Author: Charlotte Bacon
Publication: Voice; Original edition (June 14, 2011)
Description: When beautiful but aloof Claire Harkness is found dead in her dorm room one spring morning, prestigious Armitage Academy is shaken to its core. Everyone connected to school, and to Claire, finds their lives upended, from the local police detective who has a personal history with the academy, to the various faculty and staff whose lives are immersed in the daily rituals associated with it. Everyone wants to know how Claire died, at whose hands, and more importantly, where the baby that she recently gave birth to is--a baby that almost no one, except her small innermost circle, knew she was carrying.
At the center of the investigation is Madeline Christopher, an intern in the English department who is forced to examine the nature of the relationship between the school's students and the adults meant to guide them. As the case unravels, the dark intricacies of adolescent privilege at a powerful institution are exposed, and both teachers and students emerge as suspects as the novel rushes to its thrilling conclusion.
With The Twisted Thread, Charlotte Bacon has crafted a gripping and suspenseful story in the tradition of Donna Tartt's The Secret History, one that pulls back the curtain on the lives of the young and privileged.
My Thoughts: I very much enjoyed this complex, moody mystery. Luckily, I am not the sort of reader who plays detective along with the book's main character and tries to solve the crime. This one was filled with a large cast of characters who all had their own agendas. And everyone had secrets! At one point I was sure that everyone was guilty.
I thought that the characters were well-developed and intriguing. I especially liked Madeline who was at this exclusive school mainly because her sister had an in and she had no better prospects. It was fascinating to watch her learn more about the school and discover that she had a real gift for teaching. I also liked Matt who was an Armitage boy who chose to become a cop. He had been a homicide detective in Philadelphia until he burned out and is now back home working for the local police department.
Then there are the teachers at the school who are variously quirky and suspicious. From the science teacher who seems particularly lifeless to the French teacher who is clinging to her French heritage. Fred, the art teacher and an Armitage graduate, deals with his own issues as he learns some uncomfortable things about his grandfather who was one the Headmaster of the school. He is also Madeline's best friend at the school.
Then there are the students. We see Claire only through the eyes of those who know her. She is bright, beautiful, and aloof. She was also capable of surprising kindness. We learn about a secret society and the girls who will do anything to keep the secrets.
The language and writing was lush and descriptive. I found myself chuckling sometimes at the apt turns of phrase. The view into the world of wealth, privilege and entitlement was fascinating. Madeline's viewpoint as a sort-of outsider provided clarity.
I recommend this mystery to readers who want a glimpse into the world of exclusive private schools and those who inhabit them. It was a fascinating and compelling read.

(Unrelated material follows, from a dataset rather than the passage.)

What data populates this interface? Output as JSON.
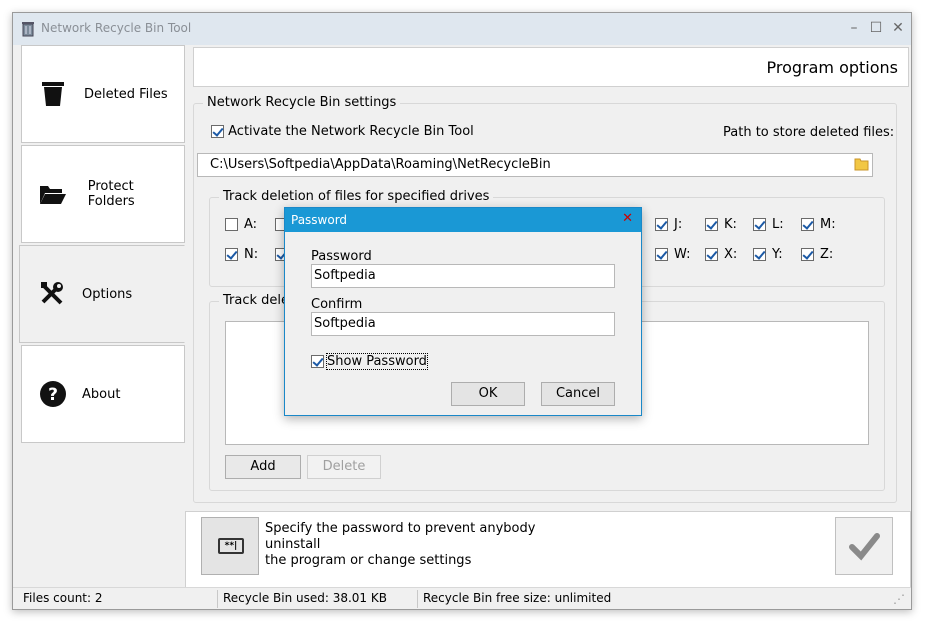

Parents, phones, sobbing, usually all three at once, and all of it threaded through with visits from the police -- tall ones, short ones, thin ones, fat. Ones in plainclothes, ones in hats. When her mind started to warp horror into Dr. Seuss, Madeline knew she needed a break. Bit it wasn't forthcoming.I got this ARC through the Amazon Vine program. You can get it in paperback at Amazon too.